__ABOUT THIS EXERCISE__. Find the word "PDF模板引擎" in the listing; pull out each line holding it.

__DATA EXCERPTS__.

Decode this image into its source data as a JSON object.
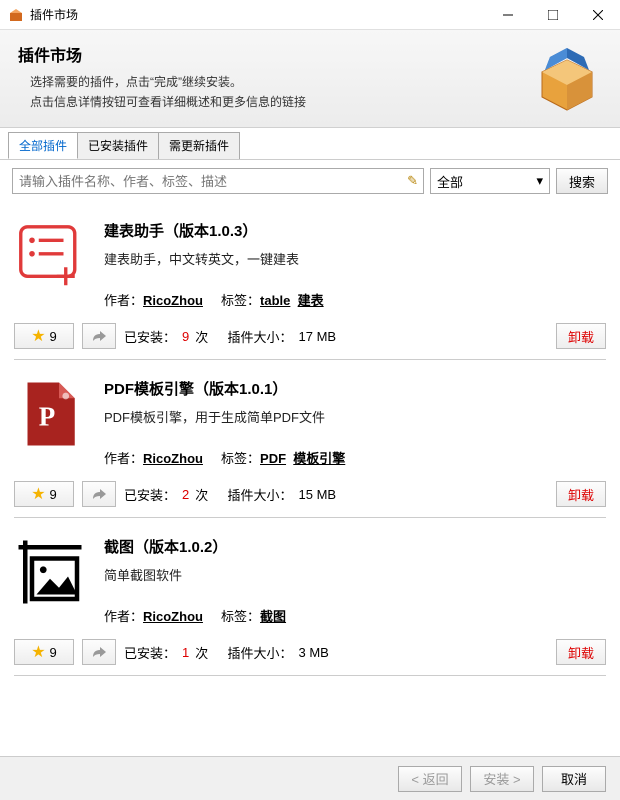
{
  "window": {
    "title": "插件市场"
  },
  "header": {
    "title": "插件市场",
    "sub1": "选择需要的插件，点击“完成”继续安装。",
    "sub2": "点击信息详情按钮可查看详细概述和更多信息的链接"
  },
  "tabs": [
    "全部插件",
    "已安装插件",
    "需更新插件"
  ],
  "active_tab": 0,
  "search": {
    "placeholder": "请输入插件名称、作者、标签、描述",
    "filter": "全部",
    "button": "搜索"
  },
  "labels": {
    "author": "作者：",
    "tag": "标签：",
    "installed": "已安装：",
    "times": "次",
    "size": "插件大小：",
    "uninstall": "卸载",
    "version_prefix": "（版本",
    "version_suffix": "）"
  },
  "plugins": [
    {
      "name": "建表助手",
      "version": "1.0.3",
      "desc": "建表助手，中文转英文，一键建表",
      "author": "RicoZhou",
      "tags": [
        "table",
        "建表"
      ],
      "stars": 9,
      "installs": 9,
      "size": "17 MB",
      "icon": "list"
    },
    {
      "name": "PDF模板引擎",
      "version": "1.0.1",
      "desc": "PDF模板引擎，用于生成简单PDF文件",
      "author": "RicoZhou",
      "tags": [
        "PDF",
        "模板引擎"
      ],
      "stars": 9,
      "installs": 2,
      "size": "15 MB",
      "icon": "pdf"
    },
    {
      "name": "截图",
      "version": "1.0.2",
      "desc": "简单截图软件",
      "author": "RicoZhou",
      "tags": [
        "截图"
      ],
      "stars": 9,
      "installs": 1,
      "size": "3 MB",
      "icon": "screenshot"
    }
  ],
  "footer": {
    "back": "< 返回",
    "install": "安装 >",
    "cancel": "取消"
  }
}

__WRITTEN SOLUTION__.
      "name": "PDF模板引擎",
      "desc": "PDF模板引擎，用于生成简单PDF文件",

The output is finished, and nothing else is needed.